#ThrowbackThursday: Angels With Dirty Faces Review
I originally wrote this review right after reading Angels With Dirty Faces a couple of years ago. Hopefully my review encourages you to check this book out if you haven't read it yet.
Angels With Dirty Faces by Walidah Imarisha is a phenomenal book. I appreciate how she intertwines her personal history, particularly with experiencing sexual violence, and the stories of her chosen adopted brother Kakamia and Mac, a former member of a notorious NYC Irish gang, whom she met through Kakamia, to force us to question what is true justice, healing and accountability. Like the majority of rape and sexual assault survivors, Walidah did not report her rape to the police, instead, she attempted to utilize community-based restorative justice methods, to hold her partner accountable for the harm he caused her, and to facilitate her own healing. I really appreciate and admire how Walidah shows the messiness of implementing restorative and transformative justice practices, and how processes are not always perfect, but we have to keep trying and make genuine efforts improve. Her story, combined with Kakamia and Mac’s, both of whom were imprisoned for violent crimes, forces us to see the humanity in all people, even those who do great harm to others.

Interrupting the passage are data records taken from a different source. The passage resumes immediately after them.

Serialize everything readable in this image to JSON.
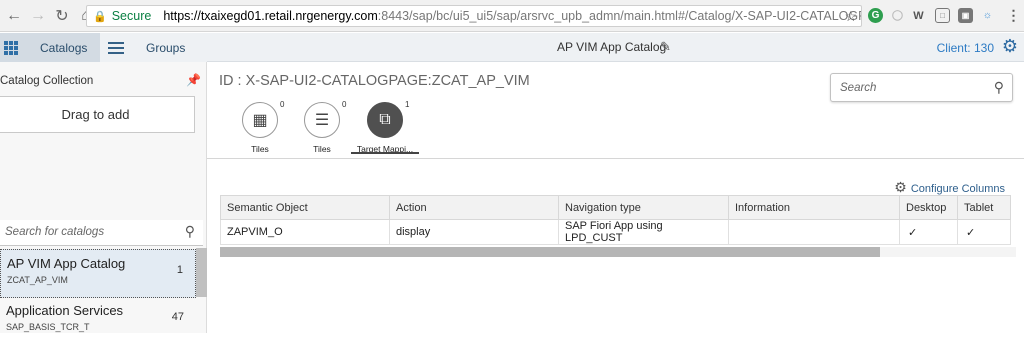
{
  "browser": {
    "secure_label": "Secure",
    "url_host": "https://txaixegd01.retail.nrgenergy.com",
    "url_rest": ":8443/sap/bc/ui5_ui5/sap/arsrvc_upb_admn/main.html#/Catalog/X-SAP-UI2-CATALOGPAGE:ZCAT_AP_VIM"
  },
  "shell": {
    "tab_catalogs": "Catalogs",
    "tab_groups": "Groups",
    "app_title": "AP VIM App Catalog",
    "client": "Client: 130"
  },
  "left": {
    "collection_title": "Catalog Collection",
    "drag_to_add": "Drag to add",
    "search_placeholder": "Search for catalogs",
    "items": [
      {
        "name": "AP VIM App Catalog",
        "id": "ZCAT_AP_VIM",
        "count": "1"
      },
      {
        "name": "Application Services",
        "id": "SAP_BASIS_TCR_T",
        "count": "47"
      }
    ]
  },
  "main": {
    "page_id": "ID : X-SAP-UI2-CATALOGPAGE:ZCAT_AP_VIM",
    "search_placeholder": "Search",
    "tabs": [
      {
        "label": "Tiles",
        "count": "0",
        "icon": "grid-icon"
      },
      {
        "label": "Tiles",
        "count": "0",
        "icon": "list-icon"
      },
      {
        "label": "Target Mappi...",
        "count": "1",
        "icon": "share-icon"
      }
    ],
    "configure_columns": "Configure Columns",
    "table": {
      "headers": [
        "Semantic Object",
        "Action",
        "Navigation type",
        "Information",
        "Desktop",
        "Tablet"
      ],
      "rows": [
        [
          "ZAPVIM_O",
          "display",
          "SAP Fiori App using LPD_CUST",
          "",
          "✓",
          "✓"
        ]
      ]
    }
  }
}
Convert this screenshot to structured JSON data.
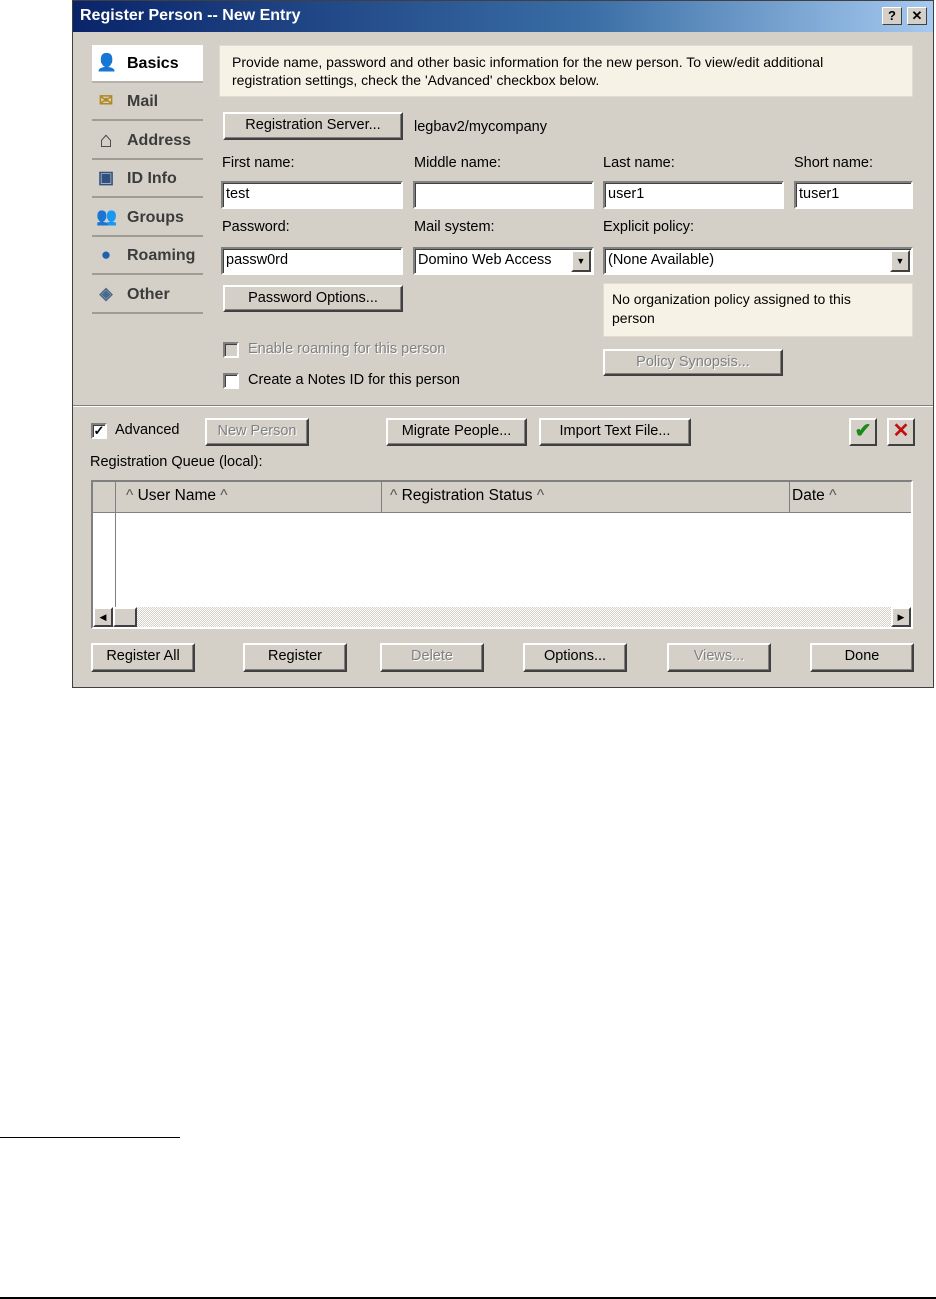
{
  "window": {
    "title": "Register Person -- New Entry",
    "help_glyph": "?",
    "close_glyph": "✕"
  },
  "nav": {
    "items": [
      {
        "label": "Basics",
        "icon": "basics-icon",
        "glyph": "👤",
        "active": true
      },
      {
        "label": "Mail",
        "icon": "mail-icon",
        "glyph": "✉"
      },
      {
        "label": "Address",
        "icon": "house-icon",
        "glyph": "⌂"
      },
      {
        "label": "ID Info",
        "icon": "id-card-icon",
        "glyph": "▣"
      },
      {
        "label": "Groups",
        "icon": "groups-icon",
        "glyph": "👥"
      },
      {
        "label": "Roaming",
        "icon": "globe-icon",
        "glyph": "●"
      },
      {
        "label": "Other",
        "icon": "other-icon",
        "glyph": "◈"
      }
    ]
  },
  "info": {
    "line1": "Provide name, password and other basic information for the new person.  To view/edit additional",
    "line2": "registration settings, check the 'Advanced' checkbox below."
  },
  "registration_server": {
    "button_label": "Registration Server...",
    "value": "legbav2/mycompany"
  },
  "fields": {
    "first_name_label": "First name:",
    "first_name_value": "test",
    "middle_name_label": "Middle name:",
    "middle_name_value": "",
    "last_name_label": "Last name:",
    "last_name_value": "user1",
    "short_name_label": "Short name:",
    "short_name_value": "tuser1",
    "password_label": "Password:",
    "password_value": "passw0rd",
    "mail_system_label": "Mail system:",
    "mail_system_value": "Domino Web Access",
    "explicit_policy_label": "Explicit policy:",
    "explicit_policy_value": "(None Available)"
  },
  "password_options_label": "Password Options...",
  "policy_note": {
    "line1": "No organization policy assigned to this",
    "line2": "person"
  },
  "policy_synopsis_label": "Policy Synopsis...",
  "checkboxes": {
    "enable_roaming": {
      "label": "Enable roaming for this person",
      "checked": false,
      "enabled": false
    },
    "create_notes_id": {
      "label": "Create a Notes ID for this person",
      "checked": false,
      "enabled": true
    },
    "advanced": {
      "label": "Advanced",
      "checked": true,
      "check_glyph": "✓"
    }
  },
  "actions": {
    "new_person": "New Person",
    "migrate_people": "Migrate People...",
    "import_text_file": "Import Text File...",
    "accept_glyph": "✔",
    "reject_glyph": "✕"
  },
  "queue": {
    "label": "Registration Queue (local):",
    "columns": [
      "User Name",
      "Registration Status",
      "Date"
    ],
    "sort_glyph": "^",
    "rows": []
  },
  "footer_buttons": {
    "register_all": "Register All",
    "register": "Register",
    "delete": "Delete",
    "options": "Options...",
    "views": "Views...",
    "done": "Done"
  },
  "colors": {
    "dialog_bg": "#d4d0c8",
    "title_gradient_start": "#0a246a",
    "info_bg": "#f7f2e6",
    "accept_green": "#1a8a1a",
    "reject_red": "#c01010"
  }
}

Imprisoning people does not address the systems that structure all of our lives and that gives too many people nothing but bad and worse decisions to choose from. The violence and harm does not stop when you imprison someone; it can’t, because prisons are inherently violent themselves; they are a product of the society we live in, so of course they will be violent too. As Walidah states, “prisons are not about safety, but about control and containment of potentially rebellious populations.” It’s politically fashionable to lament about the number of people held in U.S. jails and prisons, feign shock at the racial disparities that exist, and even to advocate for the release of people convicted of nonviolent drug offenses. But that is not enough to undo and reverse the damage of decades of hyper-incarceration of mostly Black and Brown poor people. As others have so eloquently stated, even if all people incarcerated for nonviolent drug offenses are released from jails and prisons, the U.S. will still have the highest incarceration rate in the world. Jails, prisons, immigrant detention centers, coercive “treatment” or “residential” centers, and any other institution that imprisons people, must be abolished and replaced with community-based transformative justice systems.
As the stories of Kakamia and Mac illustrate, people who are incarcerated each have their own unique story and history with how society’s systems have worked or not worked within their lives; but there are also similarities between their stories, even though they grew up in different eras. While Kakamia grew up in Crown Heights Brooklyn in the 1970s and 1980s and Mac in 1960s Hell’s Kitchen, the same underlying institutional structures impacted their lives, including unemployment, disinvestment, and violence. Government policies led to their communities being a kind of prison, preparing them to be incarcerated in actual prisons. Both Kakamia and Mac participated in harming other people’s lives, even ending lives. How do we hold them, and others who seriously harm our communities, accountable, outside of a punishment and retribution model that reproduces the same violence? How do we center the healing of people and communities? I don’t have the answers to these questions, but we have to continue having these hard, painful, but necessary conversations, implement transformative justice models of accountability, and if one way doesn’t work, keep trying.